I was enjoying a hot caramel apple cider with a friend of mine at well known coffee chain the Monday before Chanukah. He is Jewish, like me, but unlike me he wears a kippah all the time. We were sitting near a window and were spotted by a heavyset man that looked to be in his 50s, grey hair, and oversized, thick, black-rimmed glasses. He was wearing a blue coat, sweat suit and knit cap. He walked into the establishment and approached our table. Judging by his appearance, I thought he had come in to ask people for money. I quickly learned his intentions were quite different as he sauntered up to our table, specifically to talk to my friend.
The man mumbled when he spoke and the restaurant was loud, so I didn’t catch all that he said. It sounded like he was saying something about Israelis, bombs, women being raped, and people getting killed. He was saying all of this directly to my kippah-toting friend. My friend looked at him and said, “I’m sorry I have no idea what you are talking about.” The man glared at him and responded, “You know exactly what I’m talking about, you filthy Jew.”
There was a pause. I think I heard someone gasp, but I’m not sure if that was just my imagination. I could have sworn for a split second it seemed like the whole establishment froze, like a dramatic moment in a movie. Then the man walked away and there was another pause. My friend spoke first, “Wow. I haven’t wanted to just punt someone in a very long time, until just now.” My response was “Clearly this man is having a really horrible day.” It was all I could think of to say. I felt like I should have said more—maybe I should have said something to the man while he was there. But I didn’t.
What was the right thing to do? Was it better to say nothing as we did?
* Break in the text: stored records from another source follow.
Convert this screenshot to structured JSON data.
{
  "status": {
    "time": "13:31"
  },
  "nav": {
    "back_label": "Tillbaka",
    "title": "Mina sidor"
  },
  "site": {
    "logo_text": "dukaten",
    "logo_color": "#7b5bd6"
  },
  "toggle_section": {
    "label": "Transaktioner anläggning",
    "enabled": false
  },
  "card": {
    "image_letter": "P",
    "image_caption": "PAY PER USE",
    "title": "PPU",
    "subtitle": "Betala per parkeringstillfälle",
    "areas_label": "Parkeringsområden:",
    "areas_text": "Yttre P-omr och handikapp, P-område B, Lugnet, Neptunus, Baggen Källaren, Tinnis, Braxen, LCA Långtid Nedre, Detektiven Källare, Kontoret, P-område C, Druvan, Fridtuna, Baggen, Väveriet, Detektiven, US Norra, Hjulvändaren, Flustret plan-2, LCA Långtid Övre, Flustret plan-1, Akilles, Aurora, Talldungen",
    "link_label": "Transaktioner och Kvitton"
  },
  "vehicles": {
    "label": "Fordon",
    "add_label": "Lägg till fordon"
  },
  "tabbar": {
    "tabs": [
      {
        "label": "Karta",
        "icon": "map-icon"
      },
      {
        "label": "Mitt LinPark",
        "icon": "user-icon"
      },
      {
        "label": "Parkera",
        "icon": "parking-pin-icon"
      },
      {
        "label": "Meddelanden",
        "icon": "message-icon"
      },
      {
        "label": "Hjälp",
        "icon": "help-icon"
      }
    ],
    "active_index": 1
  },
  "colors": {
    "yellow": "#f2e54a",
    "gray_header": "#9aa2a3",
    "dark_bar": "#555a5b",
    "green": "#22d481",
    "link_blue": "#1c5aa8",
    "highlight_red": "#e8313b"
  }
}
Should we have stood up and made it clear to this guy that he was an idiot and was making an ass of himself? My friend wondered aloud if we should call the cops and get him kicked out of the coffee shop. It’s not my nature to make a scene, to give in to antagonizers and instigators. I wondered if this situation called for it. Any person with half a brain would know that this guy was not all there and was just spewing nonsense and hate; however a part of me felt like we let him win. We didn’t stand up for ourselves.
The most ironic part of all this was it happened the Monday before Chanukah, during the time of year where we celebrate a moment in our history where we as Jews stood up and fought. We fought not only for the right to be Jews, but to be public about being Jewish. The Rabbis tell us that reading Torah, performing circumcision, announcing the new month were among the first things that the Greeks outlawed. Wearing a kippah was not a custom back then, but I’m sure it would have been on the list of banned practices—another public display of Jewish identity.
I was bothered for several minutes that I did not attempt to respond in a more Judah Maccabee like fashion. On the other hand I was reminded that the Rabbis focused this holiday on the miracle of the oil precisely to move our attention away from the military victory. Their intention was to keep us focused on God’s miracles and not so much our own military strength and might.
After the man left, we went back to where we left off in our conversation prior to the incident, and finished our drinks. As we were leaving the coffee shop, an African American man in a wheel chair, probably homeless and looking hungry, was on the corner holding a cup, quietly soliciting handouts. My friend with the kippah took out his wallet, pulled out a dollar and handed it to the homeless man, wishing him a very sincere “happy holidays.” I don’t know if I could have asked for a better response to anti-Semitism than that.